This morning, I was reading Acts 7 where Stephen reminded a group of religious leaders of their abandoned history. The actions of Stephen took courage, especially when the existing religious system in his day also controlled the cultural power base. In some faith circles the same thing is present today. We have a lot of faithful people and church movements that have forgotten their own history. These are rich histories that need to be rediscovered and revisited. Replacing these histories is a form of religious activity that has become an unintended burden. The power of God has been replaced with good works and tiresome work schedules.
For those who no longer move in a visible display of the Spirit's power through signs, wonders and miracles, trying to remind them of the Spirit’s work in their own abandoned history can be dangerous. Stephen took 53 verses in Acts 7 to remind the Jewish leaders of his day of their neglected spiritual heritage. Because of that reminder they stoned Stephen to death. While we no longer stone people to death with real stones, we can easily do it with our words or by choosing to distance ourselves from those who remind us of what we no longer believe.
Religious systems or individuals who have abandoned the very history that birthed them and now live and defend a revisionist form of their own history, can become the most upset when reminded of what they no longer believe. Stephen modeled a forgiving attitude as he was ushered into eternity under the crushing weight of stones thrown by those to whom he brought the reminder. As a result of Stephen's death the Church began to grow and expand under the persecution that followed. The Early Church stepped into a developing history that had it’s start empowered by the supernatural works of God that continued throughout the remaining pages of Acts and into our present day.
If you are one of those called to bring this kind of reminder the attitude of your heart is more important than the reminder you will bring.
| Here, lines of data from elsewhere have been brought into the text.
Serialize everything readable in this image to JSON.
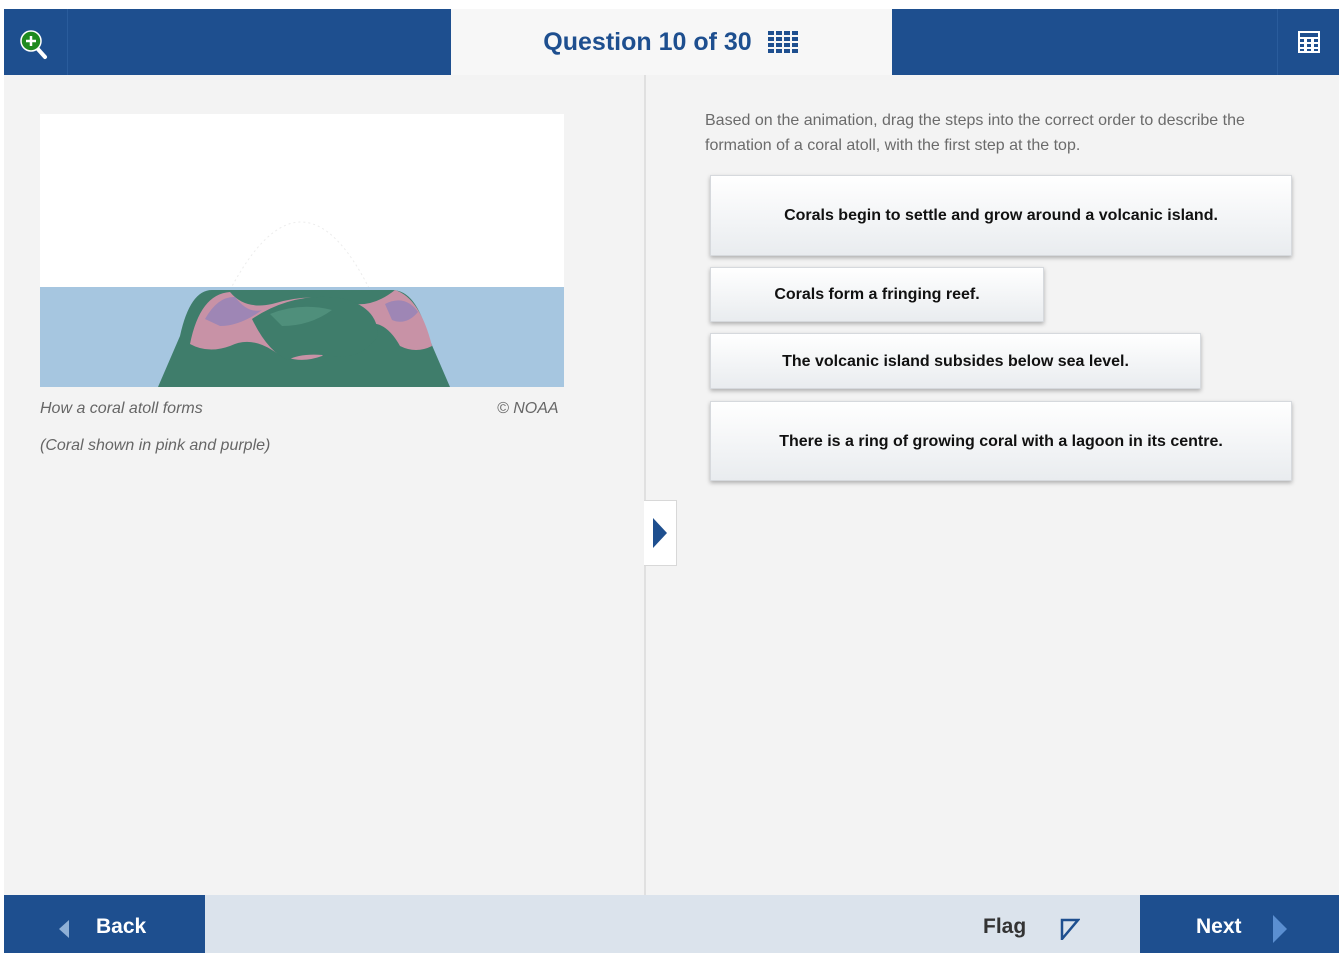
{
  "header": {
    "question_label": "Question 10 of 30",
    "zoom_icon": "zoom-in-icon",
    "grid_icon": "question-grid-icon",
    "calculator_icon": "calculator-icon",
    "color": "#1e4f8f"
  },
  "figure": {
    "caption": "How a coral atoll forms",
    "credit": "© NOAA",
    "note": "(Coral shown in pink and purple)"
  },
  "question": {
    "instructions": "Based on the animation, drag the steps into the correct order to describe the formation of a coral atoll, with the first step at the top.",
    "steps": [
      "Corals begin to settle and grow around a volcanic island.",
      "Corals form a fringing reef.",
      "The volcanic island subsides below sea level.",
      "There is a ring of growing coral with a lagoon in its centre."
    ]
  },
  "footer": {
    "back_label": "Back",
    "flag_label": "Flag",
    "next_label": "Next"
  }
}
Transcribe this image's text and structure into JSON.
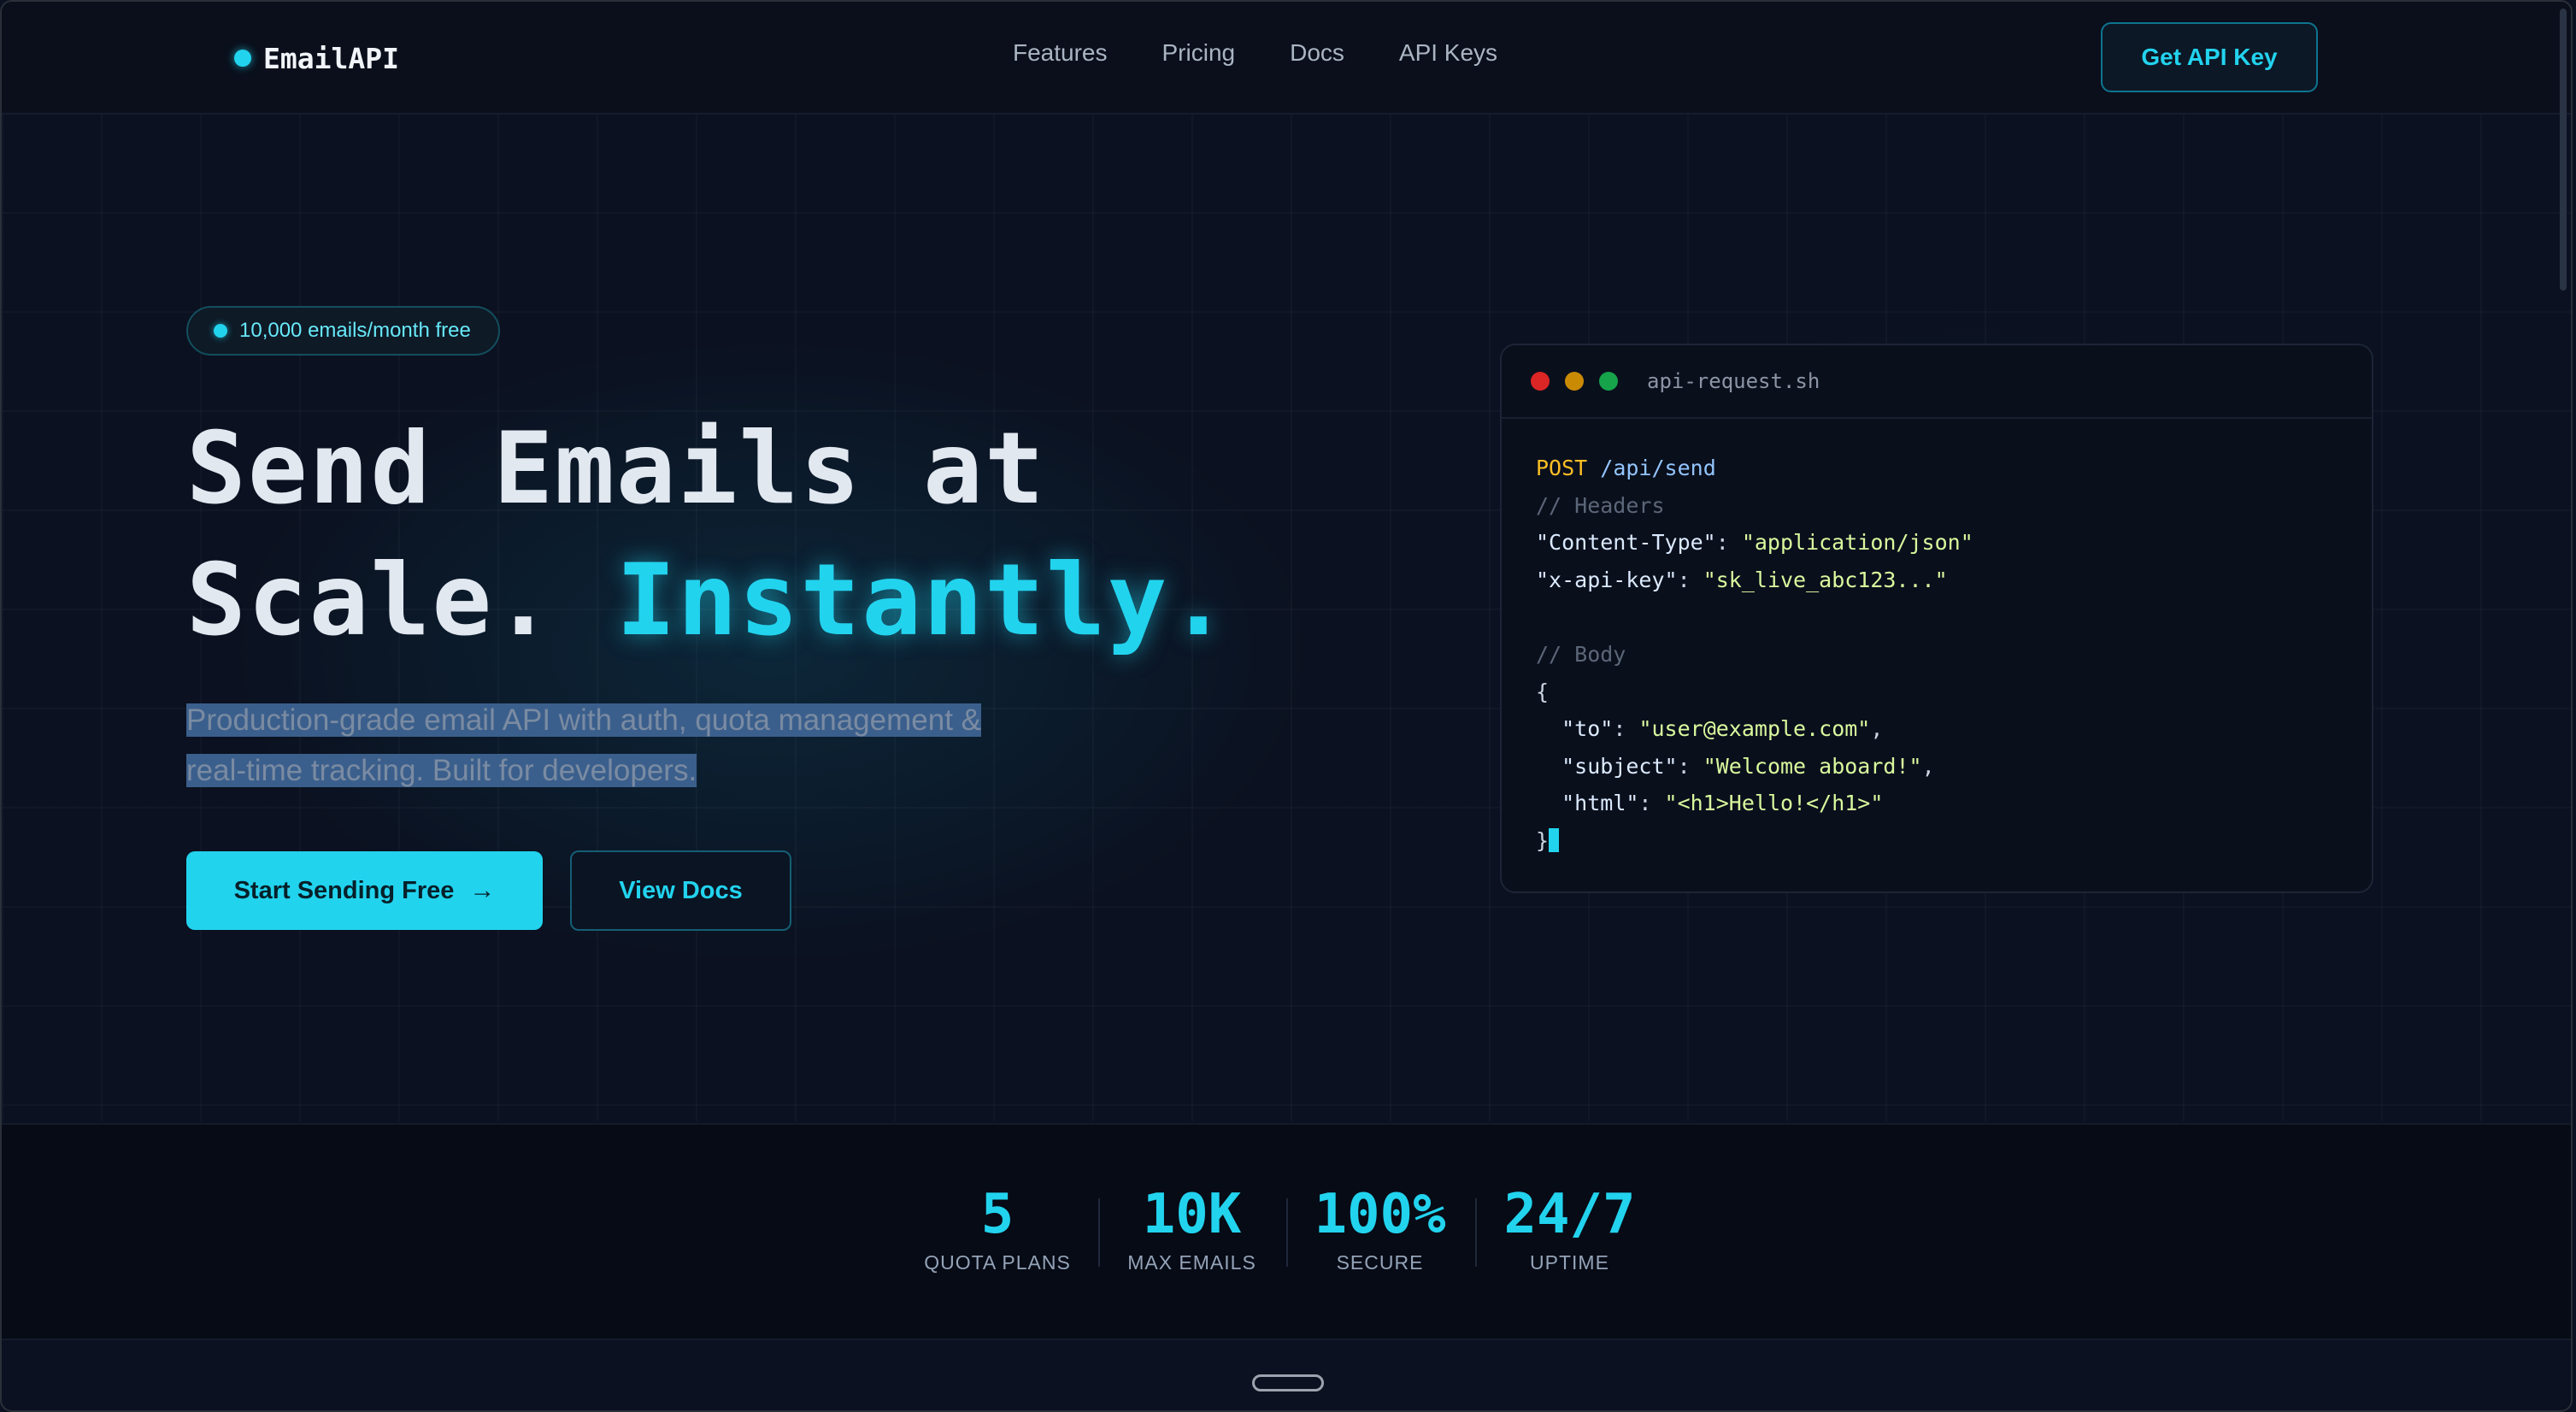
{
  "brand": {
    "name": "EmailAPI"
  },
  "nav": {
    "links": [
      "Features",
      "Pricing",
      "Docs",
      "API Keys"
    ],
    "cta_label": "Get API Key"
  },
  "hero": {
    "badge": "10,000 emails/month free",
    "headline_line1": "Send Emails at",
    "headline_line2_plain": "Scale. ",
    "headline_line2_accent": "Instantly.",
    "subtitle_line1": "Production-grade email API with auth, quota management &",
    "subtitle_line2": "real-time tracking. Built for developers.",
    "primary_button": "Start Sending Free",
    "primary_arrow": "→",
    "secondary_button": "View Docs"
  },
  "code_window": {
    "filename": "api-request.sh",
    "method": "POST",
    "path": "/api/send",
    "comment_headers": "// Headers",
    "header1_key": "\"Content-Type\"",
    "header1_value": "\"application/json\"",
    "header2_key": "\"x-api-key\"",
    "header2_value": "\"sk_live_abc123...\"",
    "comment_body": "// Body",
    "open_brace": "{",
    "body_to_key": "\"to\"",
    "body_to_value": "\"user@example.com\"",
    "body_subject_key": "\"subject\"",
    "body_subject_value": "\"Welcome aboard!\"",
    "body_html_key": "\"html\"",
    "body_html_value": "\"<h1>Hello!</h1>\"",
    "close_brace": "}"
  },
  "stats": [
    {
      "value": "5",
      "label": "QUOTA PLANS"
    },
    {
      "value": "10K",
      "label": "MAX EMAILS"
    },
    {
      "value": "100%",
      "label": "SECURE"
    },
    {
      "value": "24/7",
      "label": "UPTIME"
    }
  ],
  "colors": {
    "accent": "#22d3ee",
    "background": "#0b1120",
    "primary_button_bg": "#22d3ee",
    "selection_highlight": "#3b5f8c"
  }
}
Examine your motives before you speak so that the message you deliver will be seasoned with mercy and grace.